“There is something powerful about the faceless nature of the visualization, it eliminates assumptions you might have based on race, style, other attributes. It’s a shining example of how you can tell stories differently, how you can create an emotional relationship with a database.”

xviii. Tampa Bay Times, Pinellas County: Failure Factories

“Putting the data into a new narrative structure, and incorporating the narrative into the graphic itself instead of running it adjacent, it makes people care. This is how you create emotion through data visualization. This presentation was used as a precursor to the story going live; it’s a great example of how to deploy resources as a warm-up act.”

xix. The Washington Post, How Dry is California?

This is a classic example of ‘show, don’t tell.’ It takes a tough topic and helps the reader understand it in a surprising, memorable way. Your phone almost becomes the chart. Normally we don’t like the idea of scroll-jacking (hijacking the behavior of the scroll), but this project wouldn’t work without it.”

Special events

xx. The New York Times, Mapping Saturn’s Moons

“Clean and controlled. You have the opportunity to play with it; if you’re REALLY interested, there’s enough there to spend on each component. Works as a quick pass and a deep dive. The planet cartography and topographic rendering is so impressive.”

Portfolio [Individual]

xxi. NPR, Wes Lindamood Individual Portfolio

“Impressive variety and well executed — big visuals, layered smartly with maps, charts, along with well-executed and high-utility product design. This checks a lot of boxes when it comes to immersive storytelling. The audio experience of the whales story is incredibly emotional and mesmerizing and invites you to focus on what you’re hearing without being fussy.”

xxii. The Marshall Project, Andy Rossback Individual Portfolio

“Really great. Good range but still feels very much connected and consistent. It’s a cohesive portfolio. ‘Prison Meal’ is great. Appreciate the thoughtful treatment audio players with the transcript that autoplays. Footnotes. Pull-quotes. Annotations. Typography used as tasteful accents. Story-led design. Picks the right tools for the right moment and right story.”

xxiii. The New York Times, Derek Watkins Individual Portfolio

“Multiple styles and integration of lightweight vectors.

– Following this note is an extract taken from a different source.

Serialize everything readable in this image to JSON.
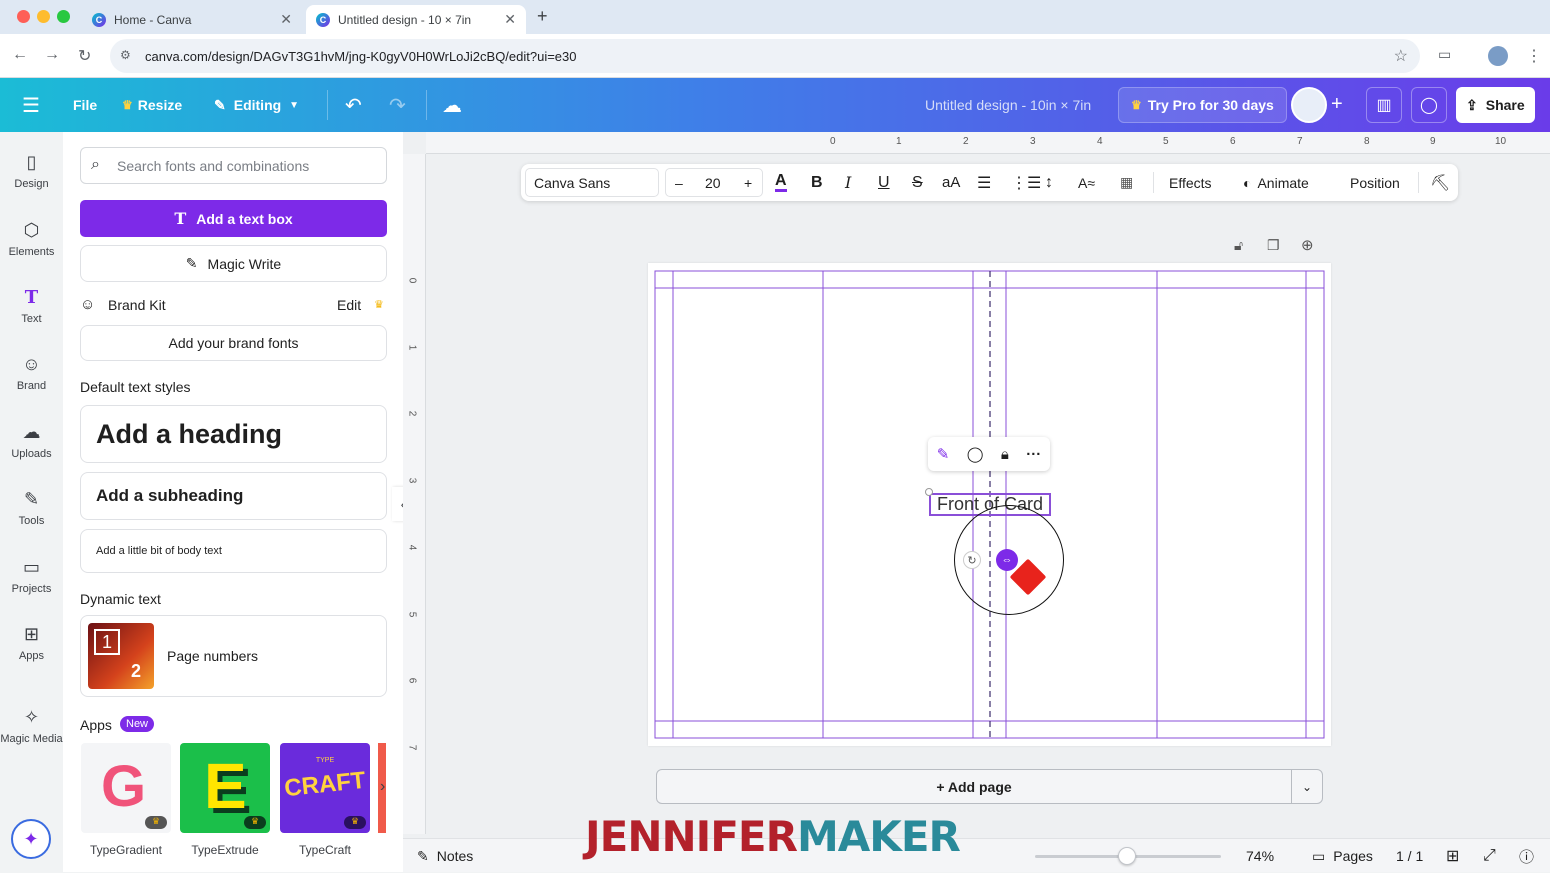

Love the Japan’s view, capper and footer with labels in the satellite images, cutline ties it all together. Greenland they get you from high to low. The graphics in the Chinese island seem a little crazy but what’s inside is amazing! The graphics are stark and beautiful.”

THE JUDGES

Jessica Gilbert, McClatchy Company
Sarah Slobin, Wall Street Journal
Javier Zarracina, Vox
Kat Downs, Washington Post
Dave Stanton, Mobiquity
Josh Penrod, Minneapolis Star Tribune
Megan Chan, Politico
Len DeGroot, Los Angeles Times
Chiqui Esteban, National Geographic

COMPETITION COORDINATORS
Jeremy Gilbert, The Washington Post
Ryan Sparrow, Ball State University

Judging was held in February 2016 at American University in Washington, D.C.